Entertainment And Shopping
Somerset Mall: The mall is the shopping Mecca of the Helderberg region.
Fauna And Flora
Dick Dent Bird Sanctuary: This bird haven is located in Lower Victoria Street and offers a home to a vast number of water birds as well as to other species of birds.
Flora: Mesic mountain fynbos makes up the greatest part of the plant life in the area. Specimens of proteas, pincushions and cone bushes are abundant. Fine forests of silver trees, some of the few remaining natural stands in the country, can be found at Silverboomkloof, north-west of the reserve. A clump of indigenous trees in the area known as Disa Gorge dates back hundreds of years and includes stinkwood, magnificent yellowwood and rooiels trees, some of which are 40 m in height.
Helderberg Nature Reserve: The reserve is situated in Verster Street and stretches up the slopes of the magnificent Helderberg Mountain. The wonders of nature can truly be appreciated in this beautiful reserve, which covers some 365 ha. It is particularly
acclaimed for its large variety of species of proteas, as well as for its rich bird life. It has 10 km of walking trails through fynbos and indigenous forest. Blue and red disa orchids dot the hillsides, where grey duiker, grysbok, bontebok and steenbok roam.
Nearly 170 different species of birds have been recorded in the Helderberg Nature Reserve. These include the protea seed-eater and the Victorian scrub warbler found only in this area. The various melodious bird-calls, together with the soothing sound of running water and the peaceful quiet, will compel you to immerse yourself in nature. However, snakes such as the Cape cobra and puff adder may be encountered and should be avoided. Enjoy a stroll through the bottom garden section, a visit to the duck pond or the views of the countryside and ocean below. The reserve also has a restaurant and popular picnic areas under 100¬year-old oak trees, as well as an educational centre and information centre.
History And Architecture
Coachman’s Cottage: The cottage was built some 140 years ago and is the only remaining cottage that features the original architecture of that time. The Somerset West Society restored the cottage in 1977, after which it was proclaimed a national monument.
Lourens River Bridge: The structure is one of the landmarks of the area and crosses the Lourens River, the only remaining bridge of five on which work started in 1844. No longer in use, it was declared a national monument in 1958. It was built from Table Mountain sandstone and its two arches each have a span of 5,3 m.
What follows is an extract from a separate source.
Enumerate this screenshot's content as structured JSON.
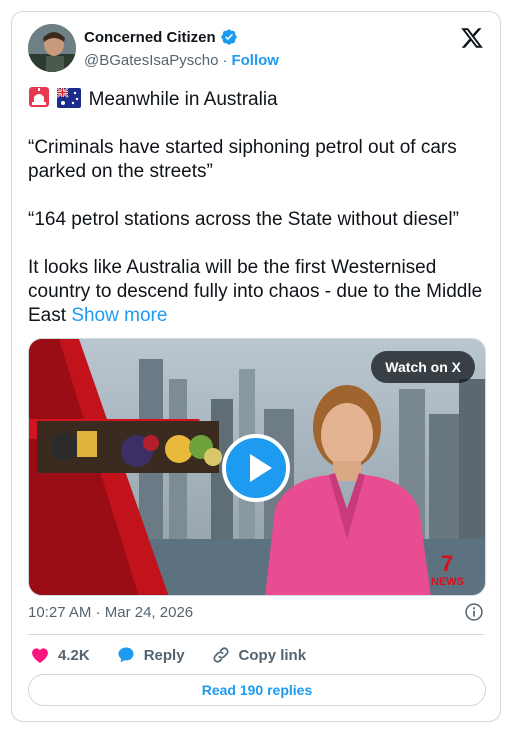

Ou Nederduitse Gereformeerde Kerk (Old Dutch Reformed Church): Located in Church Street, this historic building is the last resting place of several prominent South Africans. The church was originally built when the farmers in the Hottentots-Holland region expressed the need for their own church. After numerous delays and a great storm, the church was completed in 1820.
Pigeon House (Loft): The loft lies on the farm Die Bos (The Bush), 2 km from Somerset West on the way to Sir Lowry’s Pass Village. It was built around 1810 and declared a national monument in 1960. It is a lovely example of the lofts that were built on old Cape farms to match the gables of the main house.
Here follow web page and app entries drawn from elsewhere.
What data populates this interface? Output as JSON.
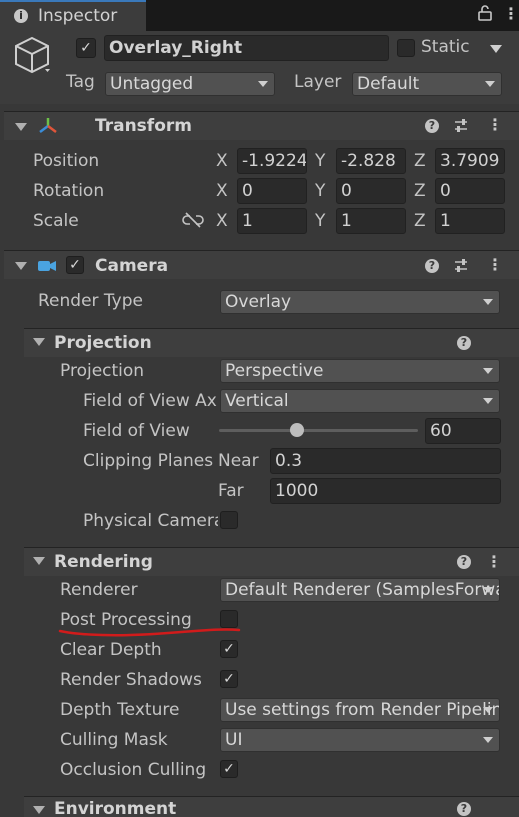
{
  "tab": {
    "title": "Inspector"
  },
  "object": {
    "name": "Overlay_Right",
    "active": true,
    "static_label": "Static",
    "static": false,
    "tag_label": "Tag",
    "tag": "Untagged",
    "layer_label": "Layer",
    "layer": "Default"
  },
  "transform": {
    "title": "Transform",
    "position": {
      "label": "Position",
      "x": "-1.9224",
      "y": "-2.828",
      "z": "3.7909"
    },
    "rotation": {
      "label": "Rotation",
      "x": "0",
      "y": "0",
      "z": "0"
    },
    "scale": {
      "label": "Scale",
      "x": "1",
      "y": "1",
      "z": "1"
    },
    "axes": {
      "x": "X",
      "y": "Y",
      "z": "Z"
    }
  },
  "camera": {
    "title": "Camera",
    "enabled": true,
    "render_type": {
      "label": "Render Type",
      "value": "Overlay"
    },
    "projection": {
      "title": "Projection",
      "projection": {
        "label": "Projection",
        "value": "Perspective"
      },
      "fov_axis": {
        "label": "Field of View Axis",
        "value": "Vertical"
      },
      "fov": {
        "label": "Field of View",
        "value": "60",
        "level": 0.39
      },
      "clipping": {
        "label": "Clipping Planes",
        "near_label": "Near",
        "near": "0.3",
        "far_label": "Far",
        "far": "1000"
      },
      "physical": {
        "label": "Physical Camera",
        "checked": false
      }
    },
    "rendering": {
      "title": "Rendering",
      "renderer": {
        "label": "Renderer",
        "value": "Default Renderer (SamplesForwardRenderer)"
      },
      "post_processing": {
        "label": "Post Processing",
        "checked": false
      },
      "clear_depth": {
        "label": "Clear Depth",
        "checked": true
      },
      "render_shadows": {
        "label": "Render Shadows",
        "checked": true
      },
      "depth_texture": {
        "label": "Depth Texture",
        "value": "Use settings from Render Pipeline Asset"
      },
      "culling_mask": {
        "label": "Culling Mask",
        "value": "UI"
      },
      "occlusion_culling": {
        "label": "Occlusion Culling",
        "checked": true
      }
    },
    "environment": {
      "title": "Environment"
    }
  },
  "colors": {
    "annotation": "#d11b1b",
    "accent": "#3a79bb"
  }
}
Police Station and Magistrate’s Court: These buildings are located in Main Street and date from 1835 and 1889 respectively. Both were proclaimed national monuments in 1958.
Spook Hill: A visit to this hill can lead to hours of interesting discussions. See whether you can come up with a reasonable explanation why cars roll uphill here, instead of downhill. The right spot for the experiment is at the top of Paarl Vallei Road, directly in front of Straightway Head Country House